Nigeria is often referred to as the giant of Africa because of its population and economy. Nigeria is known for its landmark and wildlife reserves with centers like the Zuma rock, a tall monolith outside the capital of Abuja that’s pictured on the national currency, Cross River National Park, and Yankari National Park amongst others.
The country is also blessed with natural resources in its various states. Some of these resources include natural gas, tin, iron ore, lead, zinc, arable land, coal, limestone, and niobium.
With an abundance of natural resources, she has 36 states and capitals with Governors for each state. Each state has its own populace but seems to experience an unequal increase in population.
The five most populated city in Nigeria asides from Lagos, Abuja, and Port Harcourt are elaborated as follows;

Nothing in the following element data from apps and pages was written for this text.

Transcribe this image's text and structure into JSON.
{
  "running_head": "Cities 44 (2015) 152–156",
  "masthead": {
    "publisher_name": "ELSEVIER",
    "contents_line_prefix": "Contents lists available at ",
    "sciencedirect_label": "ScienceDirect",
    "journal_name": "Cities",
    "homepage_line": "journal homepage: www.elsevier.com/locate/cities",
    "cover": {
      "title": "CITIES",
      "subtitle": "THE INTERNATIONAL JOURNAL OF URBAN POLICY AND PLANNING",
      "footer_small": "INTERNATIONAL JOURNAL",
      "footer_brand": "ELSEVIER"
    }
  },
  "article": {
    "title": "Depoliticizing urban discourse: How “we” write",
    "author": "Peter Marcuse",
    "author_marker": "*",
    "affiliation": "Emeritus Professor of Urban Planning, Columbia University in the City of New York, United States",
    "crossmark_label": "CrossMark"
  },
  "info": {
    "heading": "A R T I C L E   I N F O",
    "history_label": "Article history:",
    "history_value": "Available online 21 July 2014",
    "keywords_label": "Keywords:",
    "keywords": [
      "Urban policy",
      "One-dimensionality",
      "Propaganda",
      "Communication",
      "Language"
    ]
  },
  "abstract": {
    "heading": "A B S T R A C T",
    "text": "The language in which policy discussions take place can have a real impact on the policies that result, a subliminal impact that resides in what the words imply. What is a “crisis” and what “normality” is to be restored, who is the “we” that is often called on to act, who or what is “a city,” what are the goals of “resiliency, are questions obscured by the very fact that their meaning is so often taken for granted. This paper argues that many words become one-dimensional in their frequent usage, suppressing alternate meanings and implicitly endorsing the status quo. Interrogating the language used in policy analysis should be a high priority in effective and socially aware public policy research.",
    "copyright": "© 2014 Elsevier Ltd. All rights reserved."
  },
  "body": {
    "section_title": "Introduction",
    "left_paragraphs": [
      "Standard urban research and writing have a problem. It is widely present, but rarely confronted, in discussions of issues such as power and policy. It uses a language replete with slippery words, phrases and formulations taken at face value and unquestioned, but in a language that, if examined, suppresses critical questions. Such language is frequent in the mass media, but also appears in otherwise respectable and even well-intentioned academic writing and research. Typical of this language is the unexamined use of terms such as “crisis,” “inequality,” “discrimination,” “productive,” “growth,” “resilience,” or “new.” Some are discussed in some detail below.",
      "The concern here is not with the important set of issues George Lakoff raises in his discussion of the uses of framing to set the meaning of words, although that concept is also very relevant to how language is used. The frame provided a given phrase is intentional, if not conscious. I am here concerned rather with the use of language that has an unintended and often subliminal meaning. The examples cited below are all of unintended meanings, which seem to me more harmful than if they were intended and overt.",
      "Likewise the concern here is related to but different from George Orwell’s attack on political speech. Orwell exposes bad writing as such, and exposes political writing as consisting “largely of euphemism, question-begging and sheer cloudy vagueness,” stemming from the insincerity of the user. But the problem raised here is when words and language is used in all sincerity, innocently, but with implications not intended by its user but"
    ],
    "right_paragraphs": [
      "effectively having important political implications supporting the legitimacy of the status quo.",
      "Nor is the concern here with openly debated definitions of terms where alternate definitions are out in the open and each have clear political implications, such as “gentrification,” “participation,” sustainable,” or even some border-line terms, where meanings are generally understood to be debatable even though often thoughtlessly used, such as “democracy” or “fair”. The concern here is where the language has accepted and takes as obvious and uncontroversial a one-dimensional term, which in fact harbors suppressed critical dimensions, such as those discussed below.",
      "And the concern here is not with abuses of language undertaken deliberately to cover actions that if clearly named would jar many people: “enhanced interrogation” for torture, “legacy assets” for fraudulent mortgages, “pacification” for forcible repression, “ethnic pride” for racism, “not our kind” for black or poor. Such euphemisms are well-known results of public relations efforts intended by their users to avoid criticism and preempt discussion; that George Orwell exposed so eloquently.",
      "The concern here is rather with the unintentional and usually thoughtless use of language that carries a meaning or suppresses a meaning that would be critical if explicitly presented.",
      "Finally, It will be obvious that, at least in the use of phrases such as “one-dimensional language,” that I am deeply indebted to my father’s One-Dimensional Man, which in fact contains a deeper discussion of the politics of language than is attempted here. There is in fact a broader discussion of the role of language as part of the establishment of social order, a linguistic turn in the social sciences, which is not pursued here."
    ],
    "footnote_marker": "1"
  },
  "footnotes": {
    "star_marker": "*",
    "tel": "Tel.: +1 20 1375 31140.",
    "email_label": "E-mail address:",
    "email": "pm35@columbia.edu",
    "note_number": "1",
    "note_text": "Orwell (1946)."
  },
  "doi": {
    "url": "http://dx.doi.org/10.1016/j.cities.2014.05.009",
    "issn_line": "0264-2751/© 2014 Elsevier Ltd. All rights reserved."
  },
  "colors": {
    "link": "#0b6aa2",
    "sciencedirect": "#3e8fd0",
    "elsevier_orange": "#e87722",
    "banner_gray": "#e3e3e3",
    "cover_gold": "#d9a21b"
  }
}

Kano is located in the northern part of Nigeria. It was created on May 27, 1967, from part of the Northern Region, and has borders with Katsina State to the northwest, Jigawa State to the northeast, Bauchi State to the southeast, and Kaduna State to the southwest. Kano has a landmark of 20,131 km2 (7,773 sqm), with a population of 9,401,288 as cited by Wikipedia in the 2006 census. The capital of kano is in the city of Kano.
It was traditionally founded by Kano, a blacksmith of the Gaya tribe who in ancient times came to Dalla Hill in the locality in search of iron. The discovery of stone tools indicates a prehistoric settlement of the site, which was selected for the capital of the Hausa state of Kano in the reign (1095–1134) of King Gajemasu (Gijimasu).
Kano is majorly known for commercial and industrial centers. Peanuts (groundnuts), a local subsistence crop, are the most commodity. The second most important traditional export is “hides and skins”. There is a considerable livestock trade. Pigs, raised on local farms managed by non-Muslims, are shipped to Lagos.
The state is crossed by the main (Lagos-Nguru) railway and by highways that link it to Kaduna and Bauchi states. Kano city also has an international airport. – Pop. (2006) 9,383,682.
The city of Ibadan was created in 1892 as a war camp for warriors coming from Ife, Ijebu, and Oyo. Ibadan is the capital city of Oyo state with a population of 2,550,559 according to the 2006 census.
Ibadan happens to be one of the most indigenous cities in west African with many cultural displays and tourist centers. Its tourist centers and places of interest include:
- Agodi Gardens
- Bowers Tower
- IITA Forest reserve
- University of Ibadan Zoological gardens
- Irefin palace
- Mapo Hall
- Trans Amusement Park
- National Museum of unity
- University of Ibadan zoo
- Heritage Park, UI
Its tourist center attracts lots of foreigners and researchers.
3. Benin city
The kingdom of Benin began in the 900s when the Edo people settled in the rainforests of West Africa. In the 1400s they had created a wealthy kingdom with a powerful ruler, known as the Oba. The Obas lived in beautiful palaces decorated with shining brass. The Kingdom of Benin is also known as the Edo Kingdom, or the Benin Empire. According to Britannica, Benin City has long been famous for its “bronzes”—actually, brass work, some of which is said to date from the 13th century—and for its ivory and wood carvings.
The Oba’s Palace is known for bronze plaques that once decorated the walls, depicting historical events and life at court. The city is known for its bronze casting, and bronze casters ply their trade along Igun Street.
Benin City is the capital of Edo State, southern Nigeria. Its places of interest include the
- Oba Palace,
- Henzzy W hub
- Ogba Zone, Benin City.
Jos is the administrative capital and largest city of Plateau State. It has a population of about 900,000 residents based on the 2006 census. It’s Popularly called “J-Town”.
The city is located on the Jos Plateau at about 1,238 meters or 4,062 feet above sea level.
Jos tourist centers include:
- Jos wildlife park
- Solomon Lar Amusement park
- Museum of traditional architecture
Enugu is known for its friendliness and hospitality. It is a state in southeastern Nigeria, created in 1991 from part of the old Anambra State. Enugu State had a population of 3,267,837 people at the census held in 2006 (estimated at over 3.8 million in 2012). It is home to the Igbo of southeastern and a few Idoma/Igala people in Ette (Igbo-Eze North) of Enugu State, Nigeria.